[Website and app data records]
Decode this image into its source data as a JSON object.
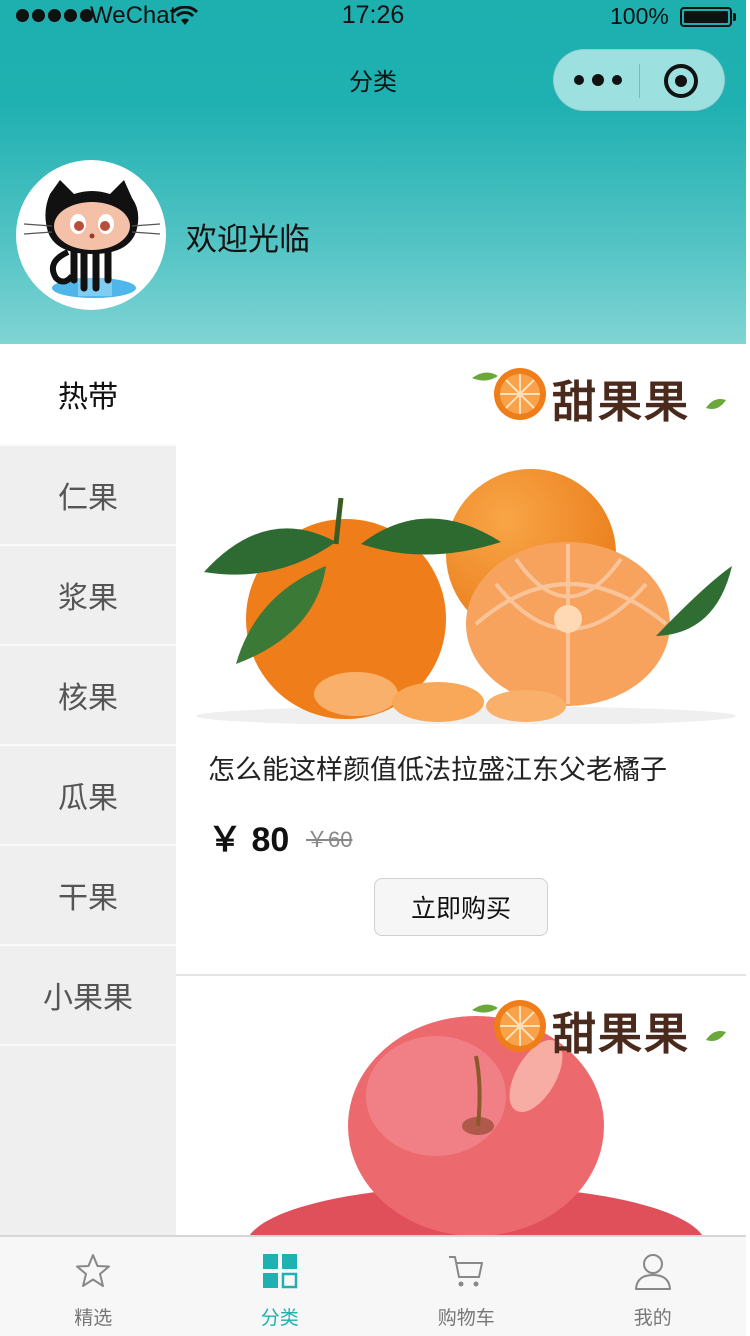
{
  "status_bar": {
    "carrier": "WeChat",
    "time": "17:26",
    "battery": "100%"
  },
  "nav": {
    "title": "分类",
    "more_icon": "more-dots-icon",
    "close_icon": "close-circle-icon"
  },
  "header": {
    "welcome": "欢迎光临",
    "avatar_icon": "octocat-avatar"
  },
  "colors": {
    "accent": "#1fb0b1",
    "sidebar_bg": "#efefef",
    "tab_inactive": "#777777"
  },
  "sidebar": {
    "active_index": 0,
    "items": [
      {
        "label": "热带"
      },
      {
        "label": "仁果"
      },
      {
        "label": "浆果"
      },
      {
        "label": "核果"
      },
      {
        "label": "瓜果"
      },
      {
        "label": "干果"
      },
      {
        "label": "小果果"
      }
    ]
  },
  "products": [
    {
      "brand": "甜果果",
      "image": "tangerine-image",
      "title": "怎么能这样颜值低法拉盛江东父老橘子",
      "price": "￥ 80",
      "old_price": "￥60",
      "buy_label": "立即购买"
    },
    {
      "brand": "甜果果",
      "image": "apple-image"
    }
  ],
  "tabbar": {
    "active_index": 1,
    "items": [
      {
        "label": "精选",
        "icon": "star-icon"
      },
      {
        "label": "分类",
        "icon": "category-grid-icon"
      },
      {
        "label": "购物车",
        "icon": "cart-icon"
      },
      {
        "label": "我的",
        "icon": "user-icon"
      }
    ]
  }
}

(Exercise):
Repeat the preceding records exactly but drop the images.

(Task solution):
Decode this image into its source data as a JSON object.
{
  "status_bar": {
    "carrier": "WeChat",
    "time": "17:26",
    "battery": "100%"
  },
  "nav": {
    "title": "分类",
    "more_icon": "more-dots-icon",
    "close_icon": "close-circle-icon"
  },
  "header": {
    "welcome": "欢迎光临",
    "avatar_icon": "octocat-avatar"
  },
  "colors": {
    "accent": "#1fb0b1",
    "sidebar_bg": "#efefef",
    "tab_inactive": "#777777"
  },
  "sidebar": {
    "active_index": 0,
    "items": [
      {
        "label": "热带"
      },
      {
        "label": "仁果"
      },
      {
        "label": "浆果"
      },
      {
        "label": "核果"
      },
      {
        "label": "瓜果"
      },
      {
        "label": "干果"
      },
      {
        "label": "小果果"
      }
    ]
  },
  "products": [
    {
      "brand": "甜果果",
      "image": "tangerine-image",
      "title": "怎么能这样颜值低法拉盛江东父老橘子",
      "price": "￥ 80",
      "old_price": "￥60",
      "buy_label": "立即购买"
    },
    {
      "brand": "甜果果",
      "image": "apple-image"
    }
  ],
  "tabbar": {
    "active_index": 1,
    "items": [
      {
        "label": "精选",
        "icon": "star-icon"
      },
      {
        "label": "分类",
        "icon": "category-grid-icon"
      },
      {
        "label": "购物车",
        "icon": "cart-icon"
      },
      {
        "label": "我的",
        "icon": "user-icon"
      }
    ]
  }
}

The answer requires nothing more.